## Directions
In the records below, some lines hold the word "JSON". Copy each of those lines.

>>>

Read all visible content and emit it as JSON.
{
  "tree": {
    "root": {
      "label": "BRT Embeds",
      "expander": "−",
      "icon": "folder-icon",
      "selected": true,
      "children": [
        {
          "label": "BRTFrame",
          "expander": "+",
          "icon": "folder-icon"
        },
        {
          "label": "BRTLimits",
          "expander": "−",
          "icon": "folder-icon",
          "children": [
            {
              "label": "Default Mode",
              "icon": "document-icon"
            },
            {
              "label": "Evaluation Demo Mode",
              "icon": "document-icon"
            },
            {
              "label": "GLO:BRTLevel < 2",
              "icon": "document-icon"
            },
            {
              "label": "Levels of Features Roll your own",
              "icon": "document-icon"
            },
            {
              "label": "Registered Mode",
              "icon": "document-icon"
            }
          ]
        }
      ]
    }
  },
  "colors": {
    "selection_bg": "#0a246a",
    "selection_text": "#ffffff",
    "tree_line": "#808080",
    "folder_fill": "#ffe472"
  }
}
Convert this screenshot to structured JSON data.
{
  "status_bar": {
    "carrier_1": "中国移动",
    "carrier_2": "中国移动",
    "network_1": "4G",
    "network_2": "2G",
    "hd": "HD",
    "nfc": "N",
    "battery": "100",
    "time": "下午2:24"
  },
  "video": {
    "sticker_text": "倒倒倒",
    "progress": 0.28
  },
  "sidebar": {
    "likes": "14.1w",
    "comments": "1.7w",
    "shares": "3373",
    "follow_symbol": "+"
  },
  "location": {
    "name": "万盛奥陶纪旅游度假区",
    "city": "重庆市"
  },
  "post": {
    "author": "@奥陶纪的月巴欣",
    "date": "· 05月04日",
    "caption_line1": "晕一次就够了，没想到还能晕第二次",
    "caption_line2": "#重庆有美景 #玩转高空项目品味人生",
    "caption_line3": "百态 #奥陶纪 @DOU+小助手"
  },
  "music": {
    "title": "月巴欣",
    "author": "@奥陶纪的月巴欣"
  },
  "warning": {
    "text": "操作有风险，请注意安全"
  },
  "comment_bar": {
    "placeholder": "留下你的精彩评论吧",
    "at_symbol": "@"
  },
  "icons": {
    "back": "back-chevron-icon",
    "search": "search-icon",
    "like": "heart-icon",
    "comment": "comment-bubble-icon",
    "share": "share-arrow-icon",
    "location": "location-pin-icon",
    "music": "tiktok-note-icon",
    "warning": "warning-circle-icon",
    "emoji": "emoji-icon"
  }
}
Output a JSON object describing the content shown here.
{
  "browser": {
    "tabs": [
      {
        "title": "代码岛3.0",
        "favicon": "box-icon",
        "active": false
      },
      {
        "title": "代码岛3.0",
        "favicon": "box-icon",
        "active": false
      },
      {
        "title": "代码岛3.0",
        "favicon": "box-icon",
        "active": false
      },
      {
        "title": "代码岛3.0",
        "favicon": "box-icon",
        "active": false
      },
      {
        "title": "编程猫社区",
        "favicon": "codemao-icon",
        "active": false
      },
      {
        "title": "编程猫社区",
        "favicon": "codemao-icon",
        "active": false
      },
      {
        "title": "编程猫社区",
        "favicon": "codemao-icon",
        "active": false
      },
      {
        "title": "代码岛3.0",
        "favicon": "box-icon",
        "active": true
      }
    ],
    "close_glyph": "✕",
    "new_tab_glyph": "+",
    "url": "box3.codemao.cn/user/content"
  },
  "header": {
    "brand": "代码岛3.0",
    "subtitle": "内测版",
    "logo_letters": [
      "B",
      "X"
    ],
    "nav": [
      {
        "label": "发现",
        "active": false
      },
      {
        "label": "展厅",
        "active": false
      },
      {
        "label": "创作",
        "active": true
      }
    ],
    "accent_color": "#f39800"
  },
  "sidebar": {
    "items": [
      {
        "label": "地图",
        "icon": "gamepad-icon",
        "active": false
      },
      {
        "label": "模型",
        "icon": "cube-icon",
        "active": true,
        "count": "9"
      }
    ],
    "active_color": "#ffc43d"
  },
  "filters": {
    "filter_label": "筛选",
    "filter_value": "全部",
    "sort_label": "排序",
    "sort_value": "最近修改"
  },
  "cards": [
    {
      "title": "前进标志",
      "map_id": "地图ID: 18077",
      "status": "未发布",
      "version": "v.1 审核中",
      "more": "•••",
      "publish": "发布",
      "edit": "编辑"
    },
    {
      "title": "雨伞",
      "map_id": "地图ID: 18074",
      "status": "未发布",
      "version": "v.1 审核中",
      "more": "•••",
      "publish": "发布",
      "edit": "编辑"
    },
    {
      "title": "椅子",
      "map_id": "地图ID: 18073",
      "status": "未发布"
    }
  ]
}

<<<

## Response below
Read all visible content and emit it as JSON.
Convert this screenshot to structured JSON data.
Output a JSON object describing the content shown here.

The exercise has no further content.